Finally, he asks for something extraordinary: “Let me have two mule loads of earth, for I will no longer offer holocausts to any other god except to the Lord” (v. 17b). The point is that God could only be worshiped on the land of the people who honor that God, hence the request for the loads of earth.

O.K., one could say that this is an interesting story from an ancient time, but why should we pay attention to it 2019. Let’s take a look at this story from a symbolic, spiritual level. As we know leprosy was especially dreaded in ancient times, because there was no known cure. At a metaphorical level, it could stand for any disfigurement, not just of the body, but of the mind or spirit. It’s a good symbol for anything that in you, on you, that’s in your heart, in your mind that is dysfunctional or disfiguring. I would suggest that we’re all like Naaman in some respect: we have a disfigurement that needs healing.

Did you catch the seemingly small detail how Naaman first heard about the Israelite prophets who have healing powers? He heard it from an Israelite slave. That means that his armies had ventured into Israel and they’ve taken certain people away, including this girl. There was no one lower on the social scale than a slave. On top of that, women in antiquity were seen as second class citizens. Therefore, to be a slave girl was about as low as one could get. The point is that Naaman, the great Syrian general has the humility to listen to her. She becomes for him the bearer of the divine message.

Brothers and sisters, we never know in advance who is going to be the bearer of God’s words to us. If we’re too arrogant, sophisticated to listen, then we might miss the message. Naaman, like our Holy Father Francis, has the great virtue of humility, which sets him in the direction of healing.

We heard that the King of Israel was suspicious of him and tries to block him. The road to healing is always blocked. It is never a straight path: just ask anyone who has embraced the 12 Steps to recovery. When you start down the path of walking towards healing from your “leprosy”, know that you will encounter barriers and constraints, both externally and internally. There are always forces that are arranged against divine grace. Expect opposition and don’t be put off by it. We not only have to have the humility to be healed, but also the perseverance to hang in there because it’s a process not a one-and-done event.

Finally, when he gets his instructions from Elisha, it doesn’t make much sense at first: “What do you mean to jump n and out of a river in Israel. Aren’t there better rivers in my own country? And, how will all this jumping in a river help my leprosy?” When you are spiritually lost and when you come across a spiritual master, what the person tells you will often seem bizaare. Why? We’re debilitated—that’s what the leprosy symbolizes. When the master speaks from his rich spiritual experience, out of his wise spiritual consciousness, what he or she tells you will seem very strange. The point is: trust the process; trust the word that’s coming from the spiritual master.

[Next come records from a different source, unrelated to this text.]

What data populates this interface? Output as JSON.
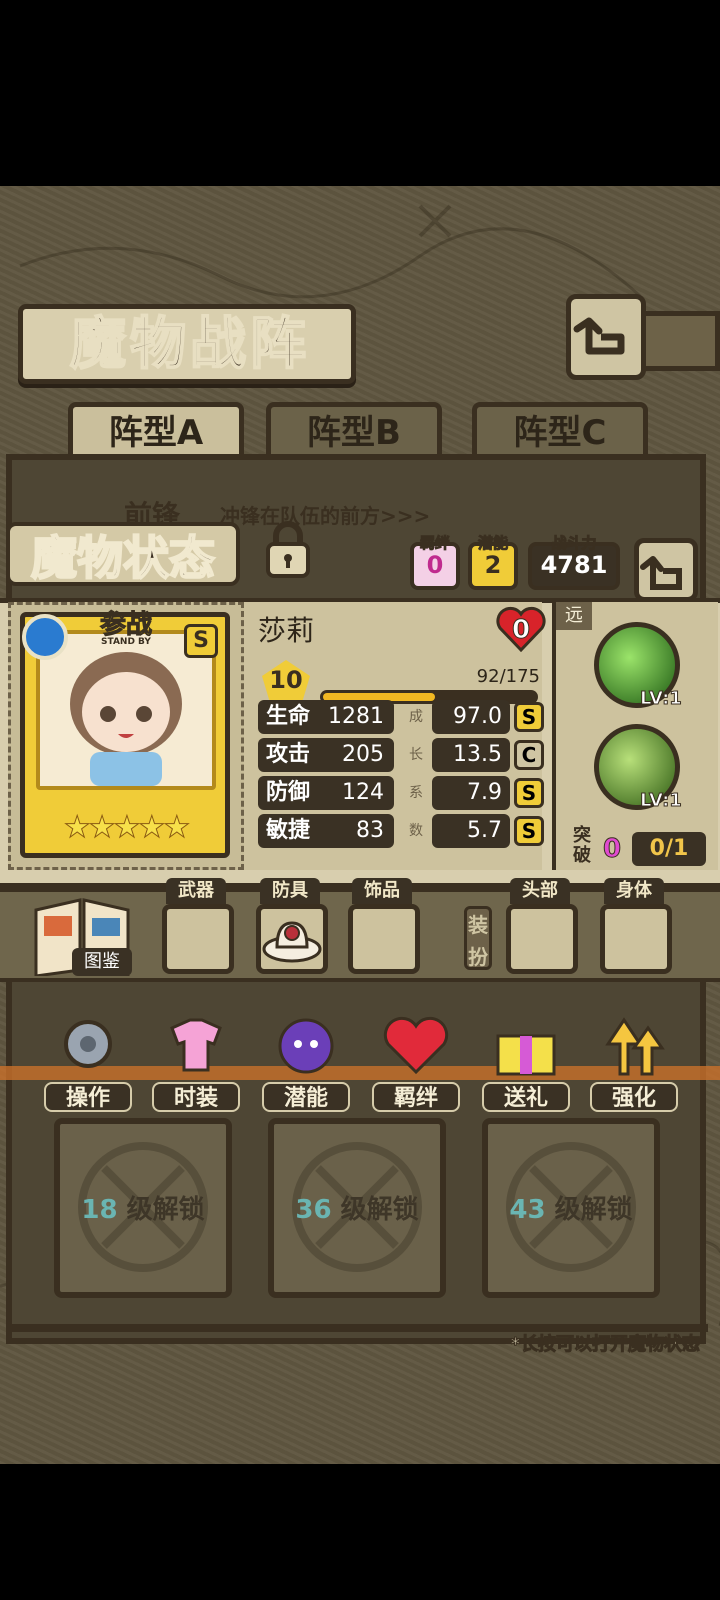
{
  "screen_title": "魔物战阵",
  "tabs": [
    {
      "label": "阵型A",
      "active": true
    },
    {
      "label": "阵型B",
      "active": false
    },
    {
      "label": "阵型C",
      "active": false
    }
  ],
  "vanguard": {
    "label": "前锋",
    "desc": "冲锋在队伍的前方>>>"
  },
  "status": {
    "title": "魔物状态",
    "bond_label": "羁绊",
    "bond_value": "0",
    "potential_label": "潜能",
    "potential_value": "2",
    "power_label": "战斗力",
    "power_value": "4781"
  },
  "card": {
    "standby_label": "参战",
    "standby_sub": "STAND BY",
    "rank": "S",
    "stars": "★★★★★",
    "star_count": 5
  },
  "monster": {
    "name": "莎莉",
    "heart_value": "0",
    "level": "10",
    "exp_text": "92/175",
    "exp_fraction": 0.526
  },
  "stats": [
    {
      "label": "生命",
      "value": "1281",
      "growth": "97.0",
      "grade": "S"
    },
    {
      "label": "攻击",
      "value": "205",
      "growth": "13.5",
      "grade": "C"
    },
    {
      "label": "防御",
      "value": "124",
      "growth": "7.9",
      "grade": "S"
    },
    {
      "label": "敏捷",
      "value": "83",
      "growth": "5.7",
      "grade": "S"
    }
  ],
  "growth_chars": [
    "成",
    "长",
    "系",
    "数"
  ],
  "skills": {
    "range_label": "远",
    "skill1_level": "LV:1",
    "skill2_level": "LV:1",
    "break_label": "突破",
    "break_value": "0",
    "break_progress": "0/1"
  },
  "equipment": {
    "book_label": "图鉴",
    "slots": [
      {
        "label": "武器"
      },
      {
        "label": "防具"
      },
      {
        "label": "饰品"
      },
      {
        "label": "头部"
      },
      {
        "label": "身体"
      }
    ],
    "dress_label": "装扮"
  },
  "actions": [
    {
      "label": "操作"
    },
    {
      "label": "时装"
    },
    {
      "label": "潜能"
    },
    {
      "label": "羁绊"
    },
    {
      "label": "送礼"
    },
    {
      "label": "强化"
    }
  ],
  "locked_slots": [
    {
      "level": "18",
      "text": "级解锁"
    },
    {
      "level": "36",
      "text": "级解锁"
    },
    {
      "level": "43",
      "text": "级解锁"
    }
  ],
  "hint": "*长按可以打开魔物状态",
  "colors": {
    "accent": "#f0cc38",
    "frame": "#3a2f20",
    "parchment": "#d8ceae"
  }
}
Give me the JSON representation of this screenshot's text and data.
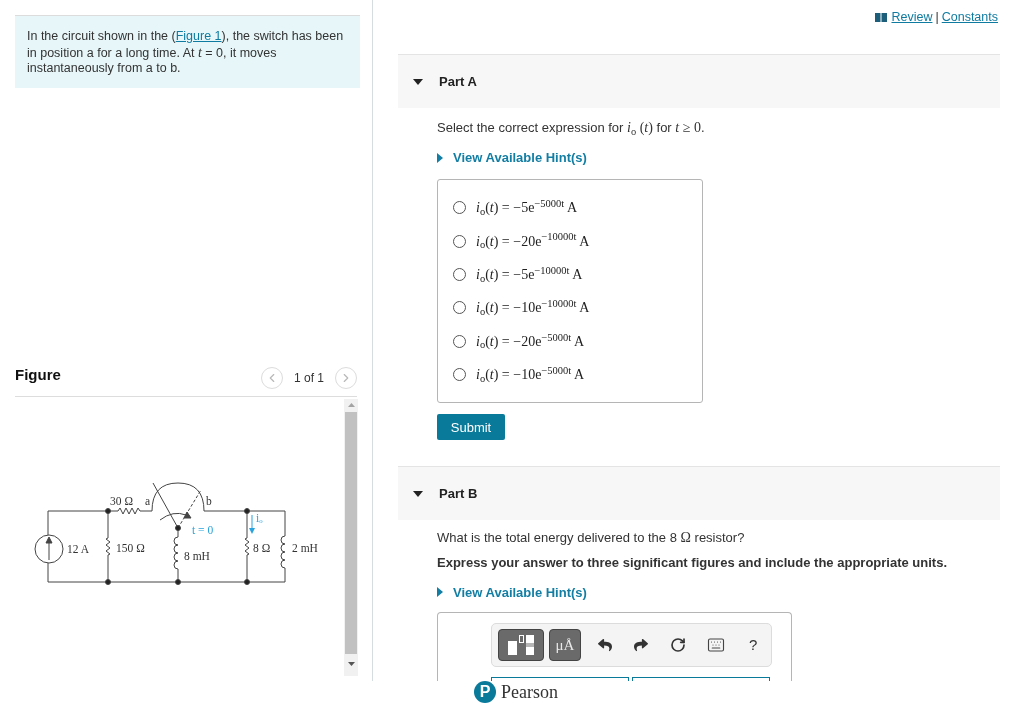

So, Naaman, though his pride has been stirred, does have the humility to cooperate with grace and he does what Elisha asks. If you’re lost and you’re wrestling with leprosy that’s in you, listen to the Church with her two thousands years of accumulated wisdom. Listen even if what she says seems strange or bizaare

Finally, Naaman is cured and then he’s lead to worship—that’s why he asked for the loads of earth to take back to his own country that he might worship the true God. Worship is the whole point of life—it’s the reason fro the spiritual journey. Once we’ve been healed of our disfigurement, sin, depression, dysfunction—whatever it is—then we are free to orient our lives utterly to God where we give Him right praise. That’s why the Holy Mass is so central to Catholics because it is the “source and summit” of our Christian life. Once you’ve been cured, you’re ready for the heart of the matter, which is to give God praise and glory.

People of God, when you read the story of Naaman from 2 Kings, note his progress and see his story as a microcosm of the spiritual journey. Amen.